Friday, September 01, 2017 1:00 am
Medicaid-opioid abuse theory doubted
Researchers say they see no link, puzzled by claim
Also: Petition seeks FDA ban on high doses
CHICAGO – Safety advocates and state health officials are formally calling on the Food and Drug Administration to ban high-dose opioid painkillers to prevent accidental overdose deaths among patients and people who abuse drugs.
A petition filed Thursday asks the FDA to ban opioid pills that, when taken as directed, would add up to a daily dose of more than 90 milligrams of morphine. The Centers for Disease Control and Prevention has said that level is dangerous for most patients and doesn't improve pain control or the ability to function.
The petition was signed by leaders of the Association of State and Territorial Health Officials, Physicians for Responsible Opioid Prescribing, the National Safety Council and the American College of Medical Toxicology.
FDA officials declined to comment on the petition, but FDA Commissioner Dr. Scott Gottlieb has called the opioid epidemic his “highest immediate priority” and has been willing to consider abuse of opioids in evaluating their safety.
WASHINGTON – An intriguing new theory is gaining traction among conservative foes of the Obama-era health law: Its Medicaid expansion to low-income adults may be fueling the opioid epidemic.
If true, that would represent a shocking outcome for the Affordable Care Act. But there's no evidence to suggest that's happening, say university researchers who study the drug problem and are puzzled by such claims. Some even say Medicaid may be helping mitigate the consequences of the epidemic.
Circulating in conservative media, the Medicaid theory is bolstered by a private analysis produced by the Health and Human Services Department for Sen. Ron Johnson, R-Wis. The analysis says the overdose death rate rose nearly twice as much in states that expanded Medicaid compared with states that didn't.
Independent experts say the analysis misses some crucial facts and skips standard steps that researchers use to rule out coincidences.
Johnson has asked the agency's internal watchdog to investigate, suggesting that unscrupulous individuals may be using their new Medicaid cards to obtain large quantities of prescription painkillers and diverting the pills to street sales for profit. Diversion of pharmacy drugs has been a long-standing concern of law enforcement.
“These data appear to point to a larger problem,” Johnson wrote. “Medicaid expansion may be fueling the opioid epidemic in communities across the country.” He stopped just short of fingering Medicaid, saying more research is needed.
But if anything, university researchers say Medicaid might be doing the opposite.
“Medicaid is doing its job” by increasing treatment for opioid addiction, said Temple University economist Catherine Maclean, who recently published a paper on Medicaid expansion and drug treatment. “As more time passes, we may see a decline in overdoses in expansion states relative to nonexpansion states.”

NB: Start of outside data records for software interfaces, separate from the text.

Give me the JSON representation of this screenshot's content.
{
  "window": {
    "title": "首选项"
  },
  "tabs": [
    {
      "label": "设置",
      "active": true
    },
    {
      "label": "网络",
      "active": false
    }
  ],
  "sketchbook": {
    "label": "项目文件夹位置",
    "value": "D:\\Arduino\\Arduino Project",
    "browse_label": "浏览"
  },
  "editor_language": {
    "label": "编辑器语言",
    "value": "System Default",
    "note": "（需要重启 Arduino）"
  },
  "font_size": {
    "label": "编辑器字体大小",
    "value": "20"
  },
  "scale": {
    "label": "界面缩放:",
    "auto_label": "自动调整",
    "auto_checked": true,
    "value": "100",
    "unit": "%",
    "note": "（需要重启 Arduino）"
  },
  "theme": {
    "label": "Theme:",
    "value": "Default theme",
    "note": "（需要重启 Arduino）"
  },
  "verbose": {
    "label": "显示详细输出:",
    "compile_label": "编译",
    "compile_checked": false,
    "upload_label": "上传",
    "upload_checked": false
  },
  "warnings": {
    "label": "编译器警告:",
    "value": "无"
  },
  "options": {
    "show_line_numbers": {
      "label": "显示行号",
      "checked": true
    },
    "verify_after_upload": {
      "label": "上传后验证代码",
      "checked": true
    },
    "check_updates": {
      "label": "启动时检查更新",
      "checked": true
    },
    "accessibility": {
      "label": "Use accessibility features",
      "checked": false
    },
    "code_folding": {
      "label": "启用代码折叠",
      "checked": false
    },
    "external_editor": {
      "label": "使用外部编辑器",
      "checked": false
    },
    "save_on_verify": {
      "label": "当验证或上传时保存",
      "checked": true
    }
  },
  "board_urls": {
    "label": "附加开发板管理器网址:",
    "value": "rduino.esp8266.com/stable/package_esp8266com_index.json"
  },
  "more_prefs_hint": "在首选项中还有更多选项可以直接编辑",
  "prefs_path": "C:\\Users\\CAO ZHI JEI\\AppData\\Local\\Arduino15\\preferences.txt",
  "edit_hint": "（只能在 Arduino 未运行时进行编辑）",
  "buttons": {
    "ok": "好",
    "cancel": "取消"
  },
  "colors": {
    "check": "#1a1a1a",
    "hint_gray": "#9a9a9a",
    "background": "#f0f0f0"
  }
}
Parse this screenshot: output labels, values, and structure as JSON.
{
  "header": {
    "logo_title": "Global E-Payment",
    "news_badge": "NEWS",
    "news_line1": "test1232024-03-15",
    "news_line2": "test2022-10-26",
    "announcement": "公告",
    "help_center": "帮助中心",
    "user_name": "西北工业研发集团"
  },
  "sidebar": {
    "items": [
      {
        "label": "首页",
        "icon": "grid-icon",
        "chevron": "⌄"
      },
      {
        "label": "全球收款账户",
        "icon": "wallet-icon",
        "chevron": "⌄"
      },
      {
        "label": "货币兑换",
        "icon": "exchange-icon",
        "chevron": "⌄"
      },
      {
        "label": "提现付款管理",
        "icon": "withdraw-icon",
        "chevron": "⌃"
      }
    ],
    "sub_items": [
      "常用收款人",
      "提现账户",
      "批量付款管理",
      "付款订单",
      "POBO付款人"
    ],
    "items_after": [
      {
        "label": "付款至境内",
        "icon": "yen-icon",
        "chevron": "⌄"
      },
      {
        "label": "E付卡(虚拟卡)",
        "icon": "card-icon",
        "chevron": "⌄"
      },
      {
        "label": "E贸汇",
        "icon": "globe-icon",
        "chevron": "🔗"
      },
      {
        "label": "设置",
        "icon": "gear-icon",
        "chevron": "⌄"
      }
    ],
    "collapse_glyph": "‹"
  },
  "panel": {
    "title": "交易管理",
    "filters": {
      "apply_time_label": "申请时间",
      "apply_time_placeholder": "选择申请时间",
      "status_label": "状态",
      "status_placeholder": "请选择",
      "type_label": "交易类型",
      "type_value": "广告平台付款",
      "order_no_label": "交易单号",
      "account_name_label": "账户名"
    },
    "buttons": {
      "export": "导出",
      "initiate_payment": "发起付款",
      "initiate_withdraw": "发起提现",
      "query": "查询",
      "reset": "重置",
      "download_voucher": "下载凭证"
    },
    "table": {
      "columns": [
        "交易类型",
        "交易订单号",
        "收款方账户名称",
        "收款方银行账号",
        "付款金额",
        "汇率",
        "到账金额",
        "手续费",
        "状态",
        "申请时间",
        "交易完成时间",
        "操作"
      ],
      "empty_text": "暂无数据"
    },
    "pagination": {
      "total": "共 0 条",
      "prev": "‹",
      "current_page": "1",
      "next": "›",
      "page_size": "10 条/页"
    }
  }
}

Prescriptions for medications used to treat opioid addiction in outpatient settings increased by 43 percent in Medicaid expansion states compared with states that didn't expand, according to Maclean's research with Brendan Saloner of Johns Hopkins Bloomberg School of Public Health. That indicates Medicaid is paying for treatment.
But Maclean and Saloner also found another piece of the puzzle: Overdose death rates were higher to begin with in states that expanded Medicaid. They looked at deaths from overdoses and fatal alcohol poisoning from 2010-2015, starting well before the Medicaid expansion. The HHS analysis for Sen. Johnson missed that underlying trend because it started with 2013 data.
Still another problem with the Medicaid theory is that it lumps all drug overdoses together. But illicit drugs Medicaid doesn't provide – heroin and fentanyl – have been driving surges in deaths since 2010.
“It's worrisome because this is the type of numerical evidence that's used to propose bad policy,” Garthwaite said.Some researchers see hints that Medicaid expansion may be helping to mitigate the overdose epidemic.
Vanderbilt economist Andrew Goodman-Bacon and Harvard's Emma Sandoe found that from 2010 through 2015, counties with the largest insurance coverage gains experienced smaller increases in drug-related deaths.
More research is needed to provide conclusive evidence.
Relying on faulty research is “dangerous,” said Maclean. “It can lead to bad policies, and people's lives are at stake here.”